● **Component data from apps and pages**
┌────────

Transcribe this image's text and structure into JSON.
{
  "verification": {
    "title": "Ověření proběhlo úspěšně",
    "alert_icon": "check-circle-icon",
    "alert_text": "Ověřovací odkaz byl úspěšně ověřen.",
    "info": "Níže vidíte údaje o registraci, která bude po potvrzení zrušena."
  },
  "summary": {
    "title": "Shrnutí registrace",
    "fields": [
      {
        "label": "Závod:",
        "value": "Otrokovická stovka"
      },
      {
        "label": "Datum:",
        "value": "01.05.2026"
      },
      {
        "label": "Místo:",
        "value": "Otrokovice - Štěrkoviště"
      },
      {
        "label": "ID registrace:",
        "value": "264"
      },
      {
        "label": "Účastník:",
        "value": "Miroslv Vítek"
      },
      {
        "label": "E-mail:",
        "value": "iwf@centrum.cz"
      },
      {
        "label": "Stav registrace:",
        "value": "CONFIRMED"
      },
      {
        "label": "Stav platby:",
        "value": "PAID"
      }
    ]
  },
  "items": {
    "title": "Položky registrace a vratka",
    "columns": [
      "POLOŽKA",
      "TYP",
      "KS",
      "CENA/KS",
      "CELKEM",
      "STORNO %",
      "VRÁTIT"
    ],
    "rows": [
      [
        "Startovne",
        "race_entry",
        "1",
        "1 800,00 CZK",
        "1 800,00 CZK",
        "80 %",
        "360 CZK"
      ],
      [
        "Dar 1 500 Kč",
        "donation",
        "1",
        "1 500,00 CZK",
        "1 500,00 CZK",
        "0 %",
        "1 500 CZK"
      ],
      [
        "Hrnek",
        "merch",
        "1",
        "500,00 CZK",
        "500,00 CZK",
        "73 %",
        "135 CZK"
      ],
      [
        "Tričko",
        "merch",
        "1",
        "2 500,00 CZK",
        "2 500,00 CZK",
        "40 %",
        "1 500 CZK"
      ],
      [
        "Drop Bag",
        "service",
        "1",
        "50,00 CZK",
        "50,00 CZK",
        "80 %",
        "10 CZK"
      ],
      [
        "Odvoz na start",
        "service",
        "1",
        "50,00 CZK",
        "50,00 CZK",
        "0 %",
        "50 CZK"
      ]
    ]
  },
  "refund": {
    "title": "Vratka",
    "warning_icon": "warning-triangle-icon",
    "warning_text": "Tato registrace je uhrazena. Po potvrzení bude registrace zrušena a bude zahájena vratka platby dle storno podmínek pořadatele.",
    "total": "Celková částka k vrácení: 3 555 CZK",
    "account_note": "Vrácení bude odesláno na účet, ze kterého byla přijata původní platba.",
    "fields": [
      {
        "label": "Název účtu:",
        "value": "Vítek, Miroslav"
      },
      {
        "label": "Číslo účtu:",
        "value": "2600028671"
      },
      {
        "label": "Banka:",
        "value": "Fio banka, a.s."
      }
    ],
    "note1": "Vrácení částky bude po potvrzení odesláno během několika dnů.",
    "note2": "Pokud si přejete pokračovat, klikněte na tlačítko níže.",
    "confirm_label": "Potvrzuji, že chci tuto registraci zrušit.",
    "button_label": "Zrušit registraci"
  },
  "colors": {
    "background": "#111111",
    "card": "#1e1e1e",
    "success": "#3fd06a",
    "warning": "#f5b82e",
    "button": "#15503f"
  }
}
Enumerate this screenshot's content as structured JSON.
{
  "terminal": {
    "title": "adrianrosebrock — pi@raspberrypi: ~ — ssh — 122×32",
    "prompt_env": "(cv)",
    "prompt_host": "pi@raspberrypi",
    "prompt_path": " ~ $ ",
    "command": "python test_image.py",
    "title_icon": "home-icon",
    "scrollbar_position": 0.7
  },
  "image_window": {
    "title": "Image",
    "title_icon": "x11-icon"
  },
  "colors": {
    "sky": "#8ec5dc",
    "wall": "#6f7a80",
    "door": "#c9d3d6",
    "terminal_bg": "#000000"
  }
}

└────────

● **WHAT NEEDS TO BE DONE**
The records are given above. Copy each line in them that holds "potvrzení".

● **ANSWER TO THIS TASK**
    "info": "Níže vidíte údaje o registraci, která bude po potvrzení zrušena."
    "warning_text": "Tato registrace je uhrazena. Po potvrzení bude registrace zrušena a bude zahájena vratka platby dle storno podmínek pořadatele.",
    "note1": "Vrácení částky bude po potvrzení odesláno během několika dnů.",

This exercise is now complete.